• [Task item] Return all the entries exactly, keeping pictures out.

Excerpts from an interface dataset
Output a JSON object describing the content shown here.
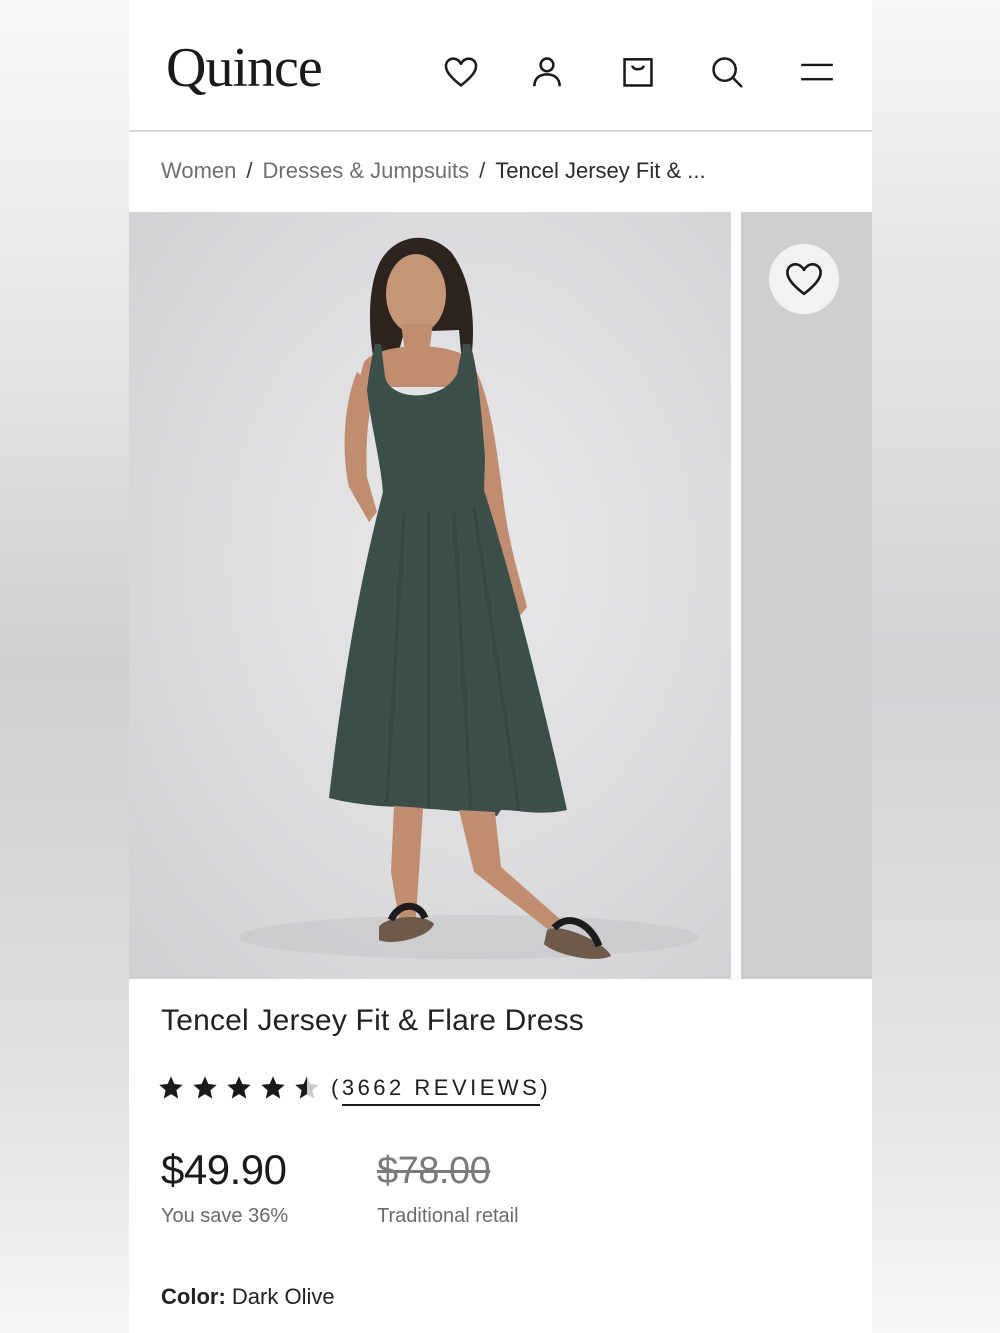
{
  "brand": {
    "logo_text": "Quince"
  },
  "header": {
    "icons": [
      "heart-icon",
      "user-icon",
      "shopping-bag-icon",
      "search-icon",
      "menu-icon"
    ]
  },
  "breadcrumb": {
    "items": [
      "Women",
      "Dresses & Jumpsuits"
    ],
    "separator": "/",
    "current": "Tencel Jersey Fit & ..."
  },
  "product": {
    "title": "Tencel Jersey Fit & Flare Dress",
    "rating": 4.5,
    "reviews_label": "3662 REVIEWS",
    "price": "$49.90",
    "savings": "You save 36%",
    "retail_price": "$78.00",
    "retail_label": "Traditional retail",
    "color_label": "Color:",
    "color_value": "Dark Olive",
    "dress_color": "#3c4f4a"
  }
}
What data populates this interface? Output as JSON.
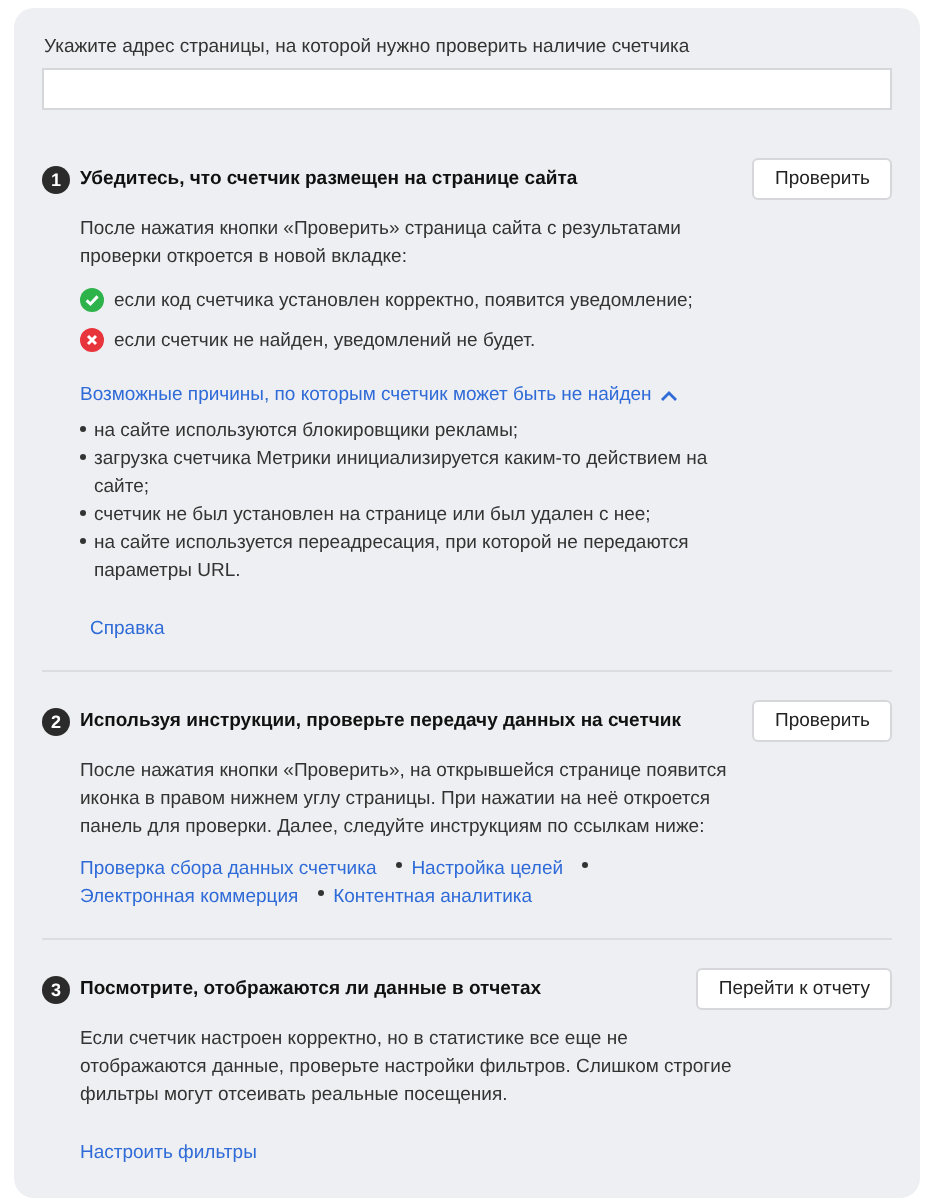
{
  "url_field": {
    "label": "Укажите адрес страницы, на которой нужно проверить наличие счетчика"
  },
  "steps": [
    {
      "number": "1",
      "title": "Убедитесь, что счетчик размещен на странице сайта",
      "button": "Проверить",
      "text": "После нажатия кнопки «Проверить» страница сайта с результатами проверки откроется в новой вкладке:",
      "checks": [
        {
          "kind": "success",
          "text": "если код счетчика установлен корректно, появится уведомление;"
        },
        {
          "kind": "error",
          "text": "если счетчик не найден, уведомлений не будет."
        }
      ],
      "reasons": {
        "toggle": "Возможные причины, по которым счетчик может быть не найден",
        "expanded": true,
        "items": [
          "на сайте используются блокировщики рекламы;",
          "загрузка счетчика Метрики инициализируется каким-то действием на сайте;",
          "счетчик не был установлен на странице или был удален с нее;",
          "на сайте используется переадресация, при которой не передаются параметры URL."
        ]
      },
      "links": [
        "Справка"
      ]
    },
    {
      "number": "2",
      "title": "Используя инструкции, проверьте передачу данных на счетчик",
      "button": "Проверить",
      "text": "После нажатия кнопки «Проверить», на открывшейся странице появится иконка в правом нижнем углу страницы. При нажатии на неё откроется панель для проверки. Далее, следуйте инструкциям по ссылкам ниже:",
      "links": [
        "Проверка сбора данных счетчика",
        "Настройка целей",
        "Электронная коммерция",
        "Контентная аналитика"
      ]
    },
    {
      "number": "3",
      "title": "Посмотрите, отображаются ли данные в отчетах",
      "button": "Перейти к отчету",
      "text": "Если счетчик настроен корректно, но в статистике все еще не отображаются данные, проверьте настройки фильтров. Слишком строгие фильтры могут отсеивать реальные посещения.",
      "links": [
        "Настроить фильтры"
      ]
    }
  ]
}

• [Result of the exercise]
Output a JSON object describing the content shown here.
{
  "brand": {
    "logo_text": "Quince"
  },
  "header": {
    "icons": [
      "heart-icon",
      "user-icon",
      "shopping-bag-icon",
      "search-icon",
      "menu-icon"
    ]
  },
  "breadcrumb": {
    "items": [
      "Women",
      "Dresses & Jumpsuits"
    ],
    "separator": "/",
    "current": "Tencel Jersey Fit & ..."
  },
  "product": {
    "title": "Tencel Jersey Fit & Flare Dress",
    "rating": 4.5,
    "reviews_label": "3662 REVIEWS",
    "price": "$49.90",
    "savings": "You save 36%",
    "retail_price": "$78.00",
    "retail_label": "Traditional retail",
    "color_label": "Color:",
    "color_value": "Dark Olive",
    "dress_color": "#3c4f4a"
  }
}
What data populates this interface? Output as JSON.
{
  "url_field": {
    "label": "Укажите адрес страницы, на которой нужно проверить наличие счетчика"
  },
  "steps": [
    {
      "number": "1",
      "title": "Убедитесь, что счетчик размещен на странице сайта",
      "button": "Проверить",
      "text": "После нажатия кнопки «Проверить» страница сайта с результатами проверки откроется в новой вкладке:",
      "checks": [
        {
          "kind": "success",
          "text": "если код счетчика установлен корректно, появится уведомление;"
        },
        {
          "kind": "error",
          "text": "если счетчик не найден, уведомлений не будет."
        }
      ],
      "reasons": {
        "toggle": "Возможные причины, по которым счетчик может быть не найден",
        "expanded": true,
        "items": [
          "на сайте используются блокировщики рекламы;",
          "загрузка счетчика Метрики инициализируется каким-то действием на сайте;",
          "счетчик не был установлен на странице или был удален с нее;",
          "на сайте используется переадресация, при которой не передаются параметры URL."
        ]
      },
      "links": [
        "Справка"
      ]
    },
    {
      "number": "2",
      "title": "Используя инструкции, проверьте передачу данных на счетчик",
      "button": "Проверить",
      "text": "После нажатия кнопки «Проверить», на открывшейся странице появится иконка в правом нижнем углу страницы. При нажатии на неё откроется панель для проверки. Далее, следуйте инструкциям по ссылкам ниже:",
      "links": [
        "Проверка сбора данных счетчика",
        "Настройка целей",
        "Электронная коммерция",
        "Контентная аналитика"
      ]
    },
    {
      "number": "3",
      "title": "Посмотрите, отображаются ли данные в отчетах",
      "button": "Перейти к отчету",
      "text": "Если счетчик настроен корректно, но в статистике все еще не отображаются данные, проверьте настройки фильтров. Слишком строгие фильтры могут отсеивать реальные посещения.",
      "links": [
        "Настроить фильтры"
      ]
    }
  ]
}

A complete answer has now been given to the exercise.